### Instructions to follow
Copy out each line containing "chevron" from the entries below.

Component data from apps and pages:
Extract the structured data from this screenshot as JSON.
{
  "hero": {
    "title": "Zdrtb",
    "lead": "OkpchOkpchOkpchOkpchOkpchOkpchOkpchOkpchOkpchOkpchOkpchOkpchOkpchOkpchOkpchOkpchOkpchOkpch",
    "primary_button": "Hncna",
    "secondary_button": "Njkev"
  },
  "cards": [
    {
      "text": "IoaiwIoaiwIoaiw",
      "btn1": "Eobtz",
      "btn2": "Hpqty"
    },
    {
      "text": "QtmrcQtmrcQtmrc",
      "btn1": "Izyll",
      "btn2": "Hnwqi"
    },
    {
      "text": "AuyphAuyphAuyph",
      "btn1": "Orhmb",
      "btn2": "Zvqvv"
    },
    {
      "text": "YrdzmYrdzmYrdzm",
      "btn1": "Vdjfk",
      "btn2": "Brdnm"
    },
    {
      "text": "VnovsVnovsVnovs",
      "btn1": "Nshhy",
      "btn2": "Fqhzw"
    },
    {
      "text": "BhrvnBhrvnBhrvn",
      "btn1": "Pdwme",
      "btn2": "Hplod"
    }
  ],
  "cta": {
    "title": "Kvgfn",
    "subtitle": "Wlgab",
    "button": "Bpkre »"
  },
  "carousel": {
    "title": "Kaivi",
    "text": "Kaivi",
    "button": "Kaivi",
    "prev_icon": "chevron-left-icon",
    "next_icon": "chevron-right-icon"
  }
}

### Written answer
    "prev_icon": "chevron-left-icon",
    "next_icon": "chevron-right-icon"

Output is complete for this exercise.